Omitting all images, output the entries that follow exactly as written.
BEGIN EXCERPTED DATA
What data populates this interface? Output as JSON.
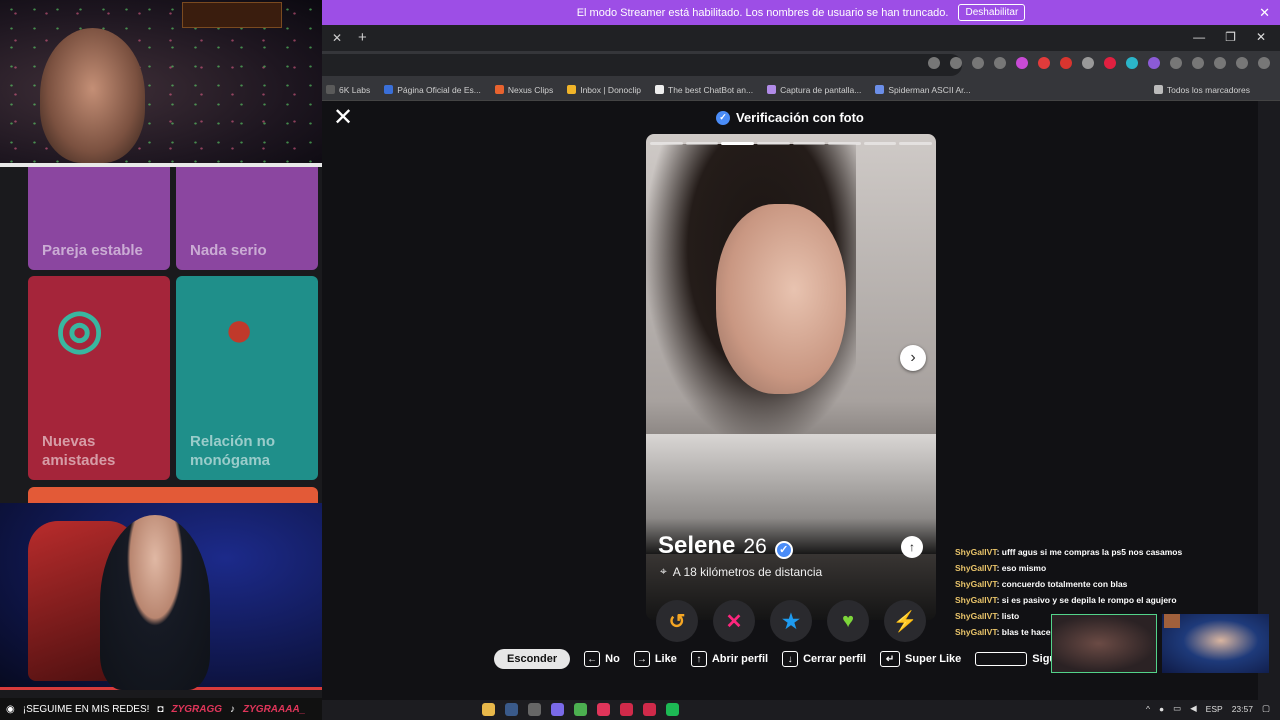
{
  "banner": {
    "text": "El modo Streamer está habilitado. Los nombres de usuario se han truncado.",
    "button": "Deshabilitar",
    "close": "✕"
  },
  "browser": {
    "tab_close": "✕",
    "new_tab": "+",
    "window_controls": [
      "—",
      "❐",
      "✕"
    ],
    "bookmarks": [
      "6K Labs",
      "Página Oficial de Es...",
      "Nexus Clips",
      "Inbox | Donoclip",
      "The best ChatBot an...",
      "Captura de pantalla...",
      "Spiderman ASCII Ar..."
    ],
    "all_bookmarks": "Todos los marcadores"
  },
  "overlay": {
    "tiles": [
      "Pareja estable",
      "Nada serio",
      "Nuevas amistades",
      "Relación no monógama"
    ],
    "social_text": "¡SEGUIME EN MIS REDES!",
    "handle_1": "ZYGRAGG",
    "handle_2": "ZYGRAAAA_"
  },
  "profile": {
    "header": "Verificación con foto",
    "name": "Selene",
    "age": "26",
    "distance": "A 18 kilómetros de distancia",
    "photo_count": 8,
    "current_photo": 3
  },
  "actions": [
    "rewind-icon",
    "nope-icon",
    "super-like-icon",
    "like-icon",
    "boost-icon"
  ],
  "hints": {
    "hide": "Esconder",
    "no": "No",
    "like": "Like",
    "open_profile": "Abrir perfil",
    "close_profile": "Cerrar perfil",
    "super_like": "Super Like",
    "next": "Siguie"
  },
  "chat": [
    {
      "user": "ShyGallVT",
      "text": ": ufff agus si me compras la ps5 nos casamos"
    },
    {
      "user": "ShyGallVT",
      "text": ": eso mismo"
    },
    {
      "user": "ShyGallVT",
      "text": ": concuerdo totalmente con blas"
    },
    {
      "user": "ShyGallVT",
      "text": ": si es pasivo y se depila le rompo el agujero"
    },
    {
      "user": "ShyGallVT",
      "text": ": listo"
    },
    {
      "user": "ShyGallVT",
      "text": ": blas te haces buto no hay de otra"
    }
  ],
  "taskbar": {
    "lang": "ESP",
    "time": "23:57"
  },
  "colors": {
    "banner": "#9d4ee6",
    "rewind": "#f5a623",
    "nope": "#fd267d",
    "super_like": "#1e9bf0",
    "like": "#7dd63a",
    "boost": "#a64dfd"
  }
}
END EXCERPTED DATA
◆ SOLUTION TO THIS TASK ◆
What data populates this interface? Output as JSON.
{
  "banner": {
    "text": "El modo Streamer está habilitado. Los nombres de usuario se han truncado.",
    "button": "Deshabilitar",
    "close": "✕"
  },
  "browser": {
    "tab_close": "✕",
    "new_tab": "+",
    "window_controls": [
      "—",
      "❐",
      "✕"
    ],
    "bookmarks": [
      "6K Labs",
      "Página Oficial de Es...",
      "Nexus Clips",
      "Inbox | Donoclip",
      "The best ChatBot an...",
      "Captura de pantalla...",
      "Spiderman ASCII Ar..."
    ],
    "all_bookmarks": "Todos los marcadores"
  },
  "overlay": {
    "tiles": [
      "Pareja estable",
      "Nada serio",
      "Nuevas amistades",
      "Relación no monógama"
    ],
    "social_text": "¡SEGUIME EN MIS REDES!",
    "handle_1": "ZYGRAGG",
    "handle_2": "ZYGRAAAA_"
  },
  "profile": {
    "header": "Verificación con foto",
    "name": "Selene",
    "age": "26",
    "distance": "A 18 kilómetros de distancia",
    "photo_count": 8,
    "current_photo": 3
  },
  "actions": [
    "rewind-icon",
    "nope-icon",
    "super-like-icon",
    "like-icon",
    "boost-icon"
  ],
  "hints": {
    "hide": "Esconder",
    "no": "No",
    "like": "Like",
    "open_profile": "Abrir perfil",
    "close_profile": "Cerrar perfil",
    "super_like": "Super Like",
    "next": "Siguie"
  },
  "chat": [
    {
      "user": "ShyGallVT",
      "text": ": ufff agus si me compras la ps5 nos casamos"
    },
    {
      "user": "ShyGallVT",
      "text": ": eso mismo"
    },
    {
      "user": "ShyGallVT",
      "text": ": concuerdo totalmente con blas"
    },
    {
      "user": "ShyGallVT",
      "text": ": si es pasivo y se depila le rompo el agujero"
    },
    {
      "user": "ShyGallVT",
      "text": ": listo"
    },
    {
      "user": "ShyGallVT",
      "text": ": blas te haces buto no hay de otra"
    }
  ],
  "taskbar": {
    "lang": "ESP",
    "time": "23:57"
  },
  "colors": {
    "banner": "#9d4ee6",
    "rewind": "#f5a623",
    "nope": "#fd267d",
    "super_like": "#1e9bf0",
    "like": "#7dd63a",
    "boost": "#a64dfd"
  }
}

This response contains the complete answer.